Brett Kavanaugh’s First Day On Supreme Court Sees A Move Toward The Mundane

Associate Justice Brett Kavanaugh is sworn in to serve.
Chip Somodevilla / Getty Images

After possibly the most divisive Supreme Court nomination process in American history, Brett Kavanaugh finally took his seat on the Supreme Court. It was a long and protracted road for Kavanaugh — one which saw Democrats push for an investigation into sexual assault allegations while Republicans defended him at every turn. President Donald Trump went so far as to refer to the new Associate Justice of the Supreme Court as “flawless,” according to reports from The Guardian.
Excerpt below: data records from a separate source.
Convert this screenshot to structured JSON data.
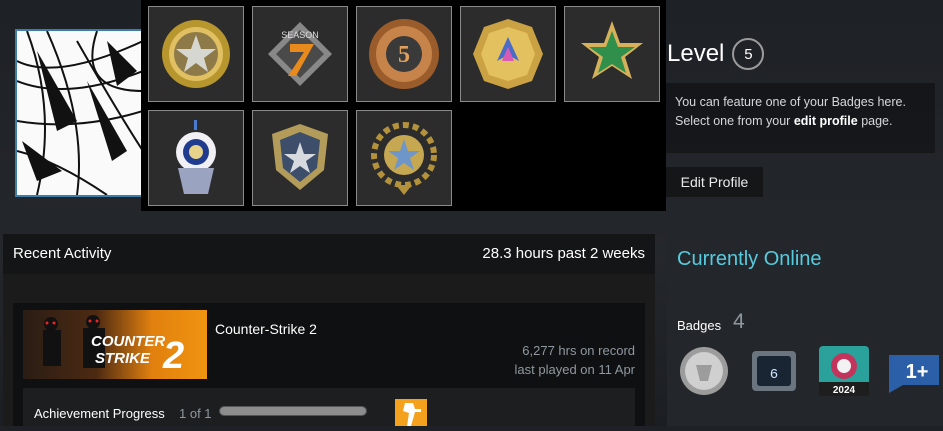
{
  "level": {
    "label": "Level",
    "value": "5"
  },
  "feature_note": {
    "line1": "You can feature one of your Badges here.",
    "line2_pre": "Select one from your ",
    "line2_link": "edit profile",
    "line2_post": " page."
  },
  "edit_profile_label": "Edit Profile",
  "picker": {
    "badges": [
      {
        "name": "gold-star-coin-icon"
      },
      {
        "name": "season-7-icon"
      },
      {
        "name": "five-year-veteran-coin-icon"
      },
      {
        "name": "2012-2023-coin-icon"
      },
      {
        "name": "green-star-icon"
      },
      {
        "name": "cupcake-icon"
      },
      {
        "name": "silver-star-shield-icon"
      },
      {
        "name": "blue-star-laurel-icon"
      }
    ]
  },
  "recent": {
    "title": "Recent Activity",
    "hours": "28.3 hours past 2 weeks",
    "game": {
      "name": "Counter-Strike 2",
      "art_text_1": "COUNTER",
      "art_text_2": "STRIKE",
      "art_number": "2",
      "hrs_on_record": "6,277 hrs on record",
      "last_played": "last played on 11 Apr",
      "achievement_label": "Achievement Progress",
      "achievement_count": "1 of 1",
      "achievement_progress": 1.0
    }
  },
  "online": {
    "status": "Currently Online",
    "badges_label": "Badges",
    "badges_count": "4",
    "mini_badges": [
      {
        "name": "silver-coin-badge-icon"
      },
      {
        "name": "six-year-badge-icon",
        "text": "6"
      },
      {
        "name": "steam-2024-badge-icon",
        "text": "2024"
      },
      {
        "name": "one-plus-badge-icon",
        "text": "1+"
      }
    ]
  },
  "colors": {
    "accent": "#57cbde",
    "avatar_border": "#3d7ea8"
  }
}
However, when Kavanaugh put on his robes for the first time and began his first day of work, all of the debate and the anger sunk into the background. Kavanaugh’s arrival was attended by a brief greeting from Chief Justice John Roberts, who said that he took “great pleasure” in seeing Kavanaugh join their ranks. Roberts also wished Kavanaugh “a long and happy career,” before the Justices got back to the business of their work.

Lawyers approached the bench to be sworn in. Kavanaugh spoke in quiet conversation as he sat next to Associate Justice Elena Kagan, both laughing at each other’s comments.

The first case that came before Kavanaugh had very little to do with the culture-shifting decisions that some hope — or fear — that he will make throughout his stint on the Supreme Court. Instead, it focused on a Florida robbery conviction from 1997 — and whether said crime can become a violent felony conviction without the employment of “physical force.” The usage of physical force during the criminal proceedings would trigger a mandatory minimum sentence due to a federal law regarding people with three prior convictions for violent felonies convicted of illegal firearm possession.

While a mouthful of a case, this issue never came up during the confirmation process. Topics such as the interpretation of executive power, abortion, and Obamacare brought the most fierce debate during the confirmation hearings — when the topic could be moved at all away from Kavanaugh’s alleged moral failings.

This type of deep legal interpretation constitutes the majority of the work done by the Supreme Court. Interpreting troublesome legal jargon will take up most of Kavanaugh’s time for however long he serves in his current capacity.

The veteran members of the highest judiciary approached the debate with a sense of enjoyment. They talked back and forth with the lawyers present and even cracked jokes. At one point Justice Sonia Sotomayor pinched Justice Neil Gorsuch in an effort to give a hypothetical example of the use of physical force.

Kavanaugh eventually joined the debate, asking a question about Supreme Court precedent. He then followed up with three more questions, each one accompanied by a noticeable hush in the room. However, by the end of the case, Kavanaugh’s questions and comments had become a part of the everyday routine for the Supreme Court.

There were protests outside, but protesters had dispered by the time that the first case was completed. There were television cameras present that were eventually turned off and carted as reporters waited for something exciting to happen — eventually being denied of said sport.

What Kavanaugh’s nomination will ultimately mean for the Supreme Court may take months or even years to fully discern. But on day one, it was all just business as usual, with that business moving on to”whether burglary of a nonpermanent or mobile structure that is adapted or used for overnight accommodation can qualify as ‘burglary’ under the Armed Career Criminal Act of 1984.”